If the talking snake did not provide a hint that this book’s contents were either not to be believed, or more importantly to be rejected, God’s decision to drown everyone on the planet should be enough. Strangely this story remains a popular one among those who want to convince children to believe. Strong evidence that evolution by natural selection does not apply fully to ideas in the minds of man.

Aronofsky however seems to imagine that the Bible has something to teach us about the grave environmental problems we now face.

It is very difficult to figure out what he is trying to say, as is often the case with celebrity penned op-eds that appear in that offence to journalism called the Huffington Post. Here how he finishes it off:

Noah is a story of man’s sin and God’s judgment. It is a story of our tendency to fall into wickedness, and of the challenge to live in accordance with our better natures. It is a story of falling short of our responsibilities, of taking the beauty that has been entrusted to our care and corrupting it. But it is also a story of hope, a story of the possibility of change, a story of mercy.


Noah finds grace in the eyes of the Lord. Humanity is given a second chance.


We are living that second chance.


This is our garden. We have dominion over it.


Are we tending it? Are we keeping it?


Will we stand before it with Awe and Reverence, or will we corrupt our way upon it?


It is our choice.


It is our responsibility.

If Aronofsky is an atheist, as I have heard he is, he is certainly not my kind of atheist.What exactly does he mean by “this second chance”? Let’s imagine that we were talking about a race of people, and a modern day writer was telling us that this race had nearly been wiped out, but a couple of them were spared to give them a second chance. We would be rather horrified by what the author was writing. But mix in a little religion, and such sentiment becomes profound, and acceptable.

The insights offered up by the Bible, Koran or any man-made holy book on environmental issues are rather limited. One has to wonder in amid all of the bizarre Old Testament commandments or the inveighing in the Koran that non-believers will burn in hell that there could have been a suggestion to be careful if you decide to start burning a black rock.

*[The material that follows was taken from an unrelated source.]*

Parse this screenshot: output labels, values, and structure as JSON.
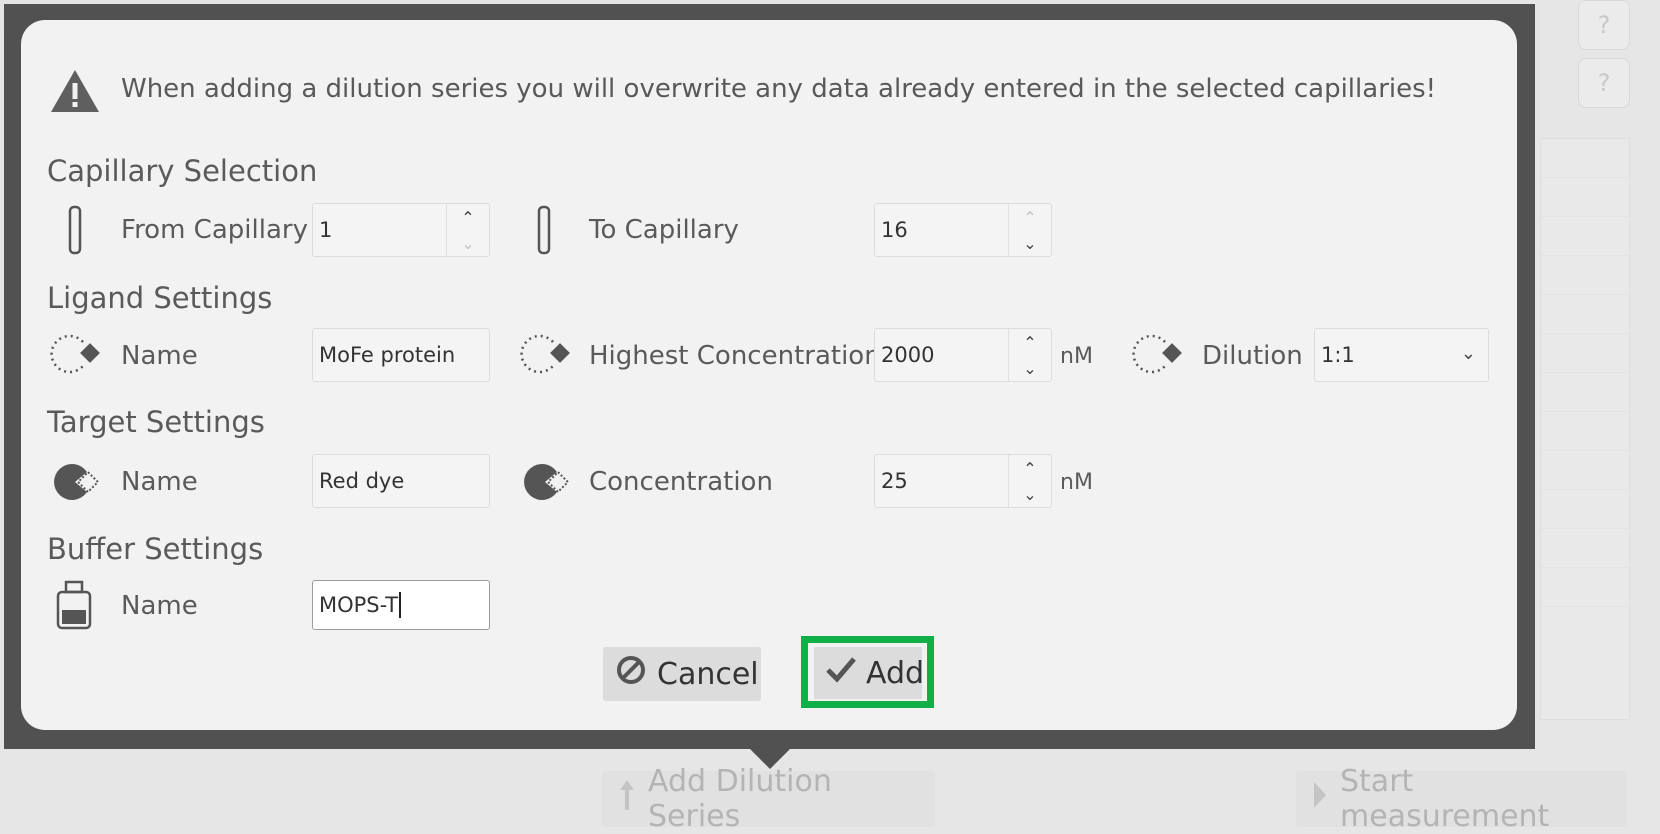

Do we really think that we can deal with climate change any better as a result of books that promote widespread irrationality among humans? The willingness to believe what we want to believe is what gets us into these problems, it is not going to get us out. We live in age when these ideas have long ceased being believable, yet we continue to believe them.

A civilization based on science, reason and humanist principlesp is essential, but still a long way distant.